The Social Security Administration (SSA) is warning Americans not to trust unexpected offers to activate a Social Security benefit following the agency’s announcement that it would make a higher-than-usual cost-of-living adjustment for 2023.
“That unexpected offer from the Social Security Administration to activate a benefit increase is from a criminal and not the real SSA. Do not share personal or financial information. Do not click on links or respond,” the agency said on Thursday, describing such offers as a scam.
It warned that criminals continue to impersonate the SSA and other agencies to try and obtain an individual’s personal information, cash, or get them to download malware.
About a week ago, the SSA announced it would make an 8.7 percent cost-of-living adjustment (COLA) due to decades-high inflation, starting in 2023. The agency last week said that recipients have to do nothing in order to receive the COLA, which is automatically added to retirees’ Social Security payments.
But after the announcement, there have been reports of scammers who are trying to trick people into giving up their financial and personal information via “deceptive text and email messages that lure recipients to a fake Social Security website,” the SSA’s Inspector General said.
“Criminals falsely advise recipients to apply to receive Social Security benefits or extra money, such as a cost-of-living adjustment, or to set up an online account,” it said. “The message may also provide fake contact information for SSA.”
Generally, federal government agencies like the SSA or Internal Revenue Service communicate with people via mail, not through text messages or phone calls.
“If there is a problem, we will mail you a letter,” the SSA says. “Generally, we will only contact you if you have requested a call or have ongoing business with us.”
The COLA will into effect starting with the December 2022 benefits.
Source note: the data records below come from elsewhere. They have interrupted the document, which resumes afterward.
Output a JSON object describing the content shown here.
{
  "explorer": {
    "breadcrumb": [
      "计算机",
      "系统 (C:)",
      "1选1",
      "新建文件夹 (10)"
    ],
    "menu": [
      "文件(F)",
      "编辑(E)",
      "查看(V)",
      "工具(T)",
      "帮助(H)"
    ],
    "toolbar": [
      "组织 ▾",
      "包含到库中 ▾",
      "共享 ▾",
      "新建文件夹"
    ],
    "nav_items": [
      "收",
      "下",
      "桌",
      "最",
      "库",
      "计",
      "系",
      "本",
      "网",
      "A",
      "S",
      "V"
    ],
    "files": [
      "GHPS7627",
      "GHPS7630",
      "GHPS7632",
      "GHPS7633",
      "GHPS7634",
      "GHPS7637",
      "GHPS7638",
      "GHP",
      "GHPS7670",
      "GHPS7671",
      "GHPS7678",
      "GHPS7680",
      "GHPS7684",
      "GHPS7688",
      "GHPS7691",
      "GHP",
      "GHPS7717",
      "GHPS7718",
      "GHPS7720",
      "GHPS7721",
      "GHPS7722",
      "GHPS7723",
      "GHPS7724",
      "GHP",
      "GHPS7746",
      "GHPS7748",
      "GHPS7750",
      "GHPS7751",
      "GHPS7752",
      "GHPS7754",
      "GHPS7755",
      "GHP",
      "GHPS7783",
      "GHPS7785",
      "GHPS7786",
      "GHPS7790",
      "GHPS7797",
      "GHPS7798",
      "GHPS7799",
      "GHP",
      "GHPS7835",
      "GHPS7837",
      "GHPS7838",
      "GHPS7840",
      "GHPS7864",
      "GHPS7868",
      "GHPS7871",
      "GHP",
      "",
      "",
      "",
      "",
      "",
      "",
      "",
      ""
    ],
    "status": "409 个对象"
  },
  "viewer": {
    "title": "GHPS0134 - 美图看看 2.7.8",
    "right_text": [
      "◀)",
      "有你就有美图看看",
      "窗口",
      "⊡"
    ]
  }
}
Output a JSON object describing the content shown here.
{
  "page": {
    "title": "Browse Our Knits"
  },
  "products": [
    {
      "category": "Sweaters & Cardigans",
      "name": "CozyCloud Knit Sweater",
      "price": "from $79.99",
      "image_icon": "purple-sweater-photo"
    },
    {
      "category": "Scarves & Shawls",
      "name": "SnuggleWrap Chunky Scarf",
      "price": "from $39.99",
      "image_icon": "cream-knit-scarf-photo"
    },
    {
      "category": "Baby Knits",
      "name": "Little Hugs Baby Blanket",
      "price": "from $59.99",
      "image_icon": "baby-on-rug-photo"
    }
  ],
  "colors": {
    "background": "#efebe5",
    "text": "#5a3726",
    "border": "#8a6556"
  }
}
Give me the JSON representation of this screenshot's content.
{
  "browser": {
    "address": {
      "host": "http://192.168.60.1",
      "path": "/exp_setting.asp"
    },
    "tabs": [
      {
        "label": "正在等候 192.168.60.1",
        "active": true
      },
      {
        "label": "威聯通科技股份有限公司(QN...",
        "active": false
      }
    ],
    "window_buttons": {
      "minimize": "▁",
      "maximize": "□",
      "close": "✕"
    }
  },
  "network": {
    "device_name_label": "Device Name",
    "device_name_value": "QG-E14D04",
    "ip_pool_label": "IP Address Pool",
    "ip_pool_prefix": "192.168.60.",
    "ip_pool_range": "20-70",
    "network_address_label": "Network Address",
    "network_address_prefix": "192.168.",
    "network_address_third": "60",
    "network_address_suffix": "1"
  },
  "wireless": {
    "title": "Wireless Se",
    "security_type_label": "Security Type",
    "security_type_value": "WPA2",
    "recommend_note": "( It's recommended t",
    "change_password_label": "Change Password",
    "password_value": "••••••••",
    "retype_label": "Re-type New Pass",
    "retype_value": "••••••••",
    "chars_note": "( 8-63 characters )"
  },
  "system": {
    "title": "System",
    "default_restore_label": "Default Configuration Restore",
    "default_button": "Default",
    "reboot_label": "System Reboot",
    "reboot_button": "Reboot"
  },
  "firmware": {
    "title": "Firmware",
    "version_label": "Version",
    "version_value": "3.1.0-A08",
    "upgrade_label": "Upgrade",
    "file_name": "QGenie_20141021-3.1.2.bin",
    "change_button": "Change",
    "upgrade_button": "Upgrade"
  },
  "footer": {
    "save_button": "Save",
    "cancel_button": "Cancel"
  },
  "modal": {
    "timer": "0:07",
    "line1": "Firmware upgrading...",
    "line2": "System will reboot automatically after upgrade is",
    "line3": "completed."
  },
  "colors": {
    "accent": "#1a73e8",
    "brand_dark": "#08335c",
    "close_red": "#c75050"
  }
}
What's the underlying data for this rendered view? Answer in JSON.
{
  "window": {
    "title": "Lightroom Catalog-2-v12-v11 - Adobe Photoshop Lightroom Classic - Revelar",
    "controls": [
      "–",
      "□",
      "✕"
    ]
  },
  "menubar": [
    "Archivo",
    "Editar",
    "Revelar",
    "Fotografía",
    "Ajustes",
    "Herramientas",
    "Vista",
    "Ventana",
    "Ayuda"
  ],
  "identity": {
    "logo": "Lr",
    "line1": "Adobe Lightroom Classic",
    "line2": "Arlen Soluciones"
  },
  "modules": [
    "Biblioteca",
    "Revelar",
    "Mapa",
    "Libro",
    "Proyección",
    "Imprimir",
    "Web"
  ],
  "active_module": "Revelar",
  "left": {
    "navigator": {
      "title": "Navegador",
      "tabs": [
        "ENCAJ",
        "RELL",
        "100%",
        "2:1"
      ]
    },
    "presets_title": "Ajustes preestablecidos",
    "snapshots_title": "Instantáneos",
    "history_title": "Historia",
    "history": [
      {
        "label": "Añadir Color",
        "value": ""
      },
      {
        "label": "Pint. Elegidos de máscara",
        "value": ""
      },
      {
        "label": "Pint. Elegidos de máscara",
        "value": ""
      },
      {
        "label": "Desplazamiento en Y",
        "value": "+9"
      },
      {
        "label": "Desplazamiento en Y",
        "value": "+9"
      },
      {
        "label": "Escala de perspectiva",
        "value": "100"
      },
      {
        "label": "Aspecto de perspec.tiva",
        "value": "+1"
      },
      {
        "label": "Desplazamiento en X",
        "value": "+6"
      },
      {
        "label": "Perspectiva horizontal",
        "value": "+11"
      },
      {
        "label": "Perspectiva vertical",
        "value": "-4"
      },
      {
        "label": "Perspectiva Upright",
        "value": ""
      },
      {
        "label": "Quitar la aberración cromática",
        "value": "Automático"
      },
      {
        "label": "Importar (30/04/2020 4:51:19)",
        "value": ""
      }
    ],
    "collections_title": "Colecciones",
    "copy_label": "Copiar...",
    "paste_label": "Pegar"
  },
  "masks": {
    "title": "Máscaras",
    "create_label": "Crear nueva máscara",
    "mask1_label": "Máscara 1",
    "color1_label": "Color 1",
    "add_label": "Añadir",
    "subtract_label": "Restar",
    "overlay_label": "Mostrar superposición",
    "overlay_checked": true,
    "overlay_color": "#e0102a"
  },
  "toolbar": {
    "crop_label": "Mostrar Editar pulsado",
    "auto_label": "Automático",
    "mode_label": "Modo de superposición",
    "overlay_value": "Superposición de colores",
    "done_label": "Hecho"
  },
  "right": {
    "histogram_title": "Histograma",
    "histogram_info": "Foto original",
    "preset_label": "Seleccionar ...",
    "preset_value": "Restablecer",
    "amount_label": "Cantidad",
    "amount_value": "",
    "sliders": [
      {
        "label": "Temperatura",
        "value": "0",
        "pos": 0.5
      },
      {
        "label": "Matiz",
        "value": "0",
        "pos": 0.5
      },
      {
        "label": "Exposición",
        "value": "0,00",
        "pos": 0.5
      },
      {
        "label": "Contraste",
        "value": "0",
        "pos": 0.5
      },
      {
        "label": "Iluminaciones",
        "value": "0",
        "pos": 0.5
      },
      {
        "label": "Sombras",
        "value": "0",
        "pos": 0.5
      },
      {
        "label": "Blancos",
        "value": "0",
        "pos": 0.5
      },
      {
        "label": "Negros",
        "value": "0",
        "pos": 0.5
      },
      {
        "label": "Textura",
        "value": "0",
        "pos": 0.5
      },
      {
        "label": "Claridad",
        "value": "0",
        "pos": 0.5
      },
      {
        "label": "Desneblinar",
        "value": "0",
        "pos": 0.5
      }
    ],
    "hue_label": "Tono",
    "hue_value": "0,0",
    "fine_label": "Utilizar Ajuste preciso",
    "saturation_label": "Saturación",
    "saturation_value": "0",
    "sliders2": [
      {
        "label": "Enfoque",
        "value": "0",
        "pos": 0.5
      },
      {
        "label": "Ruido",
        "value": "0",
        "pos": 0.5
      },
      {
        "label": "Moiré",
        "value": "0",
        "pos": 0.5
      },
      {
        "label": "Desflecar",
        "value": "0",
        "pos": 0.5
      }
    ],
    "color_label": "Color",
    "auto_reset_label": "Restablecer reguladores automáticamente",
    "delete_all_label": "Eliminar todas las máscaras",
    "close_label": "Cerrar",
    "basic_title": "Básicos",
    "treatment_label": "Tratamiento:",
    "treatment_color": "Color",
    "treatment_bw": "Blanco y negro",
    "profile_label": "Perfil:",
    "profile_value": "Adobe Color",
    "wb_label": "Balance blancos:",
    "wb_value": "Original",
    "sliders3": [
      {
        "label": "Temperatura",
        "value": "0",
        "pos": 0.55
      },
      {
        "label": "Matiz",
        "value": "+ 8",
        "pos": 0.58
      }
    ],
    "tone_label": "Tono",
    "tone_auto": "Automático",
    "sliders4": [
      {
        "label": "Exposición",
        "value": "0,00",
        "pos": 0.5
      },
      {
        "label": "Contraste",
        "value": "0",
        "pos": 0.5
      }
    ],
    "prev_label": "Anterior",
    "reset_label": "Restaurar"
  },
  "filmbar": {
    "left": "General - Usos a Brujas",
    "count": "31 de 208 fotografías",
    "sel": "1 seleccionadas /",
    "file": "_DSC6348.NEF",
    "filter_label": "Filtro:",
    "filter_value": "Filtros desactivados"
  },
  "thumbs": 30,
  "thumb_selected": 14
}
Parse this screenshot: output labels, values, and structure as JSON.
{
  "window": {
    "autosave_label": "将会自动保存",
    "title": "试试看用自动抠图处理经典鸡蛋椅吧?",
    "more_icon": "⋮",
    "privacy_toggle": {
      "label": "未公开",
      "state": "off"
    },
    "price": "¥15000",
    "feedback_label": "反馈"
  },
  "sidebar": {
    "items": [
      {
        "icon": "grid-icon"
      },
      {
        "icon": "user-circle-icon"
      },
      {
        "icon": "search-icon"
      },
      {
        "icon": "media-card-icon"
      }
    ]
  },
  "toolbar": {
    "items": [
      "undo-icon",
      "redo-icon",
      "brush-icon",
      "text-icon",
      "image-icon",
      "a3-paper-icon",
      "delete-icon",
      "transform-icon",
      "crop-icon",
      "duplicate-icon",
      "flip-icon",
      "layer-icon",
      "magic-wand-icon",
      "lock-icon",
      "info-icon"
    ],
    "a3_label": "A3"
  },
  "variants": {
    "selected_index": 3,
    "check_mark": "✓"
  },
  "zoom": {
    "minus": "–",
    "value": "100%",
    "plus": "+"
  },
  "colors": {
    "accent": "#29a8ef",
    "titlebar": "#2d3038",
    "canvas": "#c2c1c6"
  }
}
Those appear in checks and payments that are sent out in January 2023, according to the agency.
Meanwhile, the 8.7 percent increase announced for 2023 is the largest since 1981—when the increase was 11.2 percent. The largest increase ever came in 1980 when the United States was in the midst of a deep recession and suffering soaring inflation.
Data released by the Department of Labor last week shows the consumer price index, a key inflation metric, reached 8.2 percent year-over-year.dicare premiums are going down and Social Security benefits are going up in 2023, which will give seniors more peace of mind and breathing room. This year’s substantial Social Security cost-of-living adjustment is the first time in over a decade that Medicare premiums are not rising and shows that we can provide more support to older Americans who count on the benefits they have earned,” Acting Social Security Commissioner Kilolo Kijakazi said in a press release last week.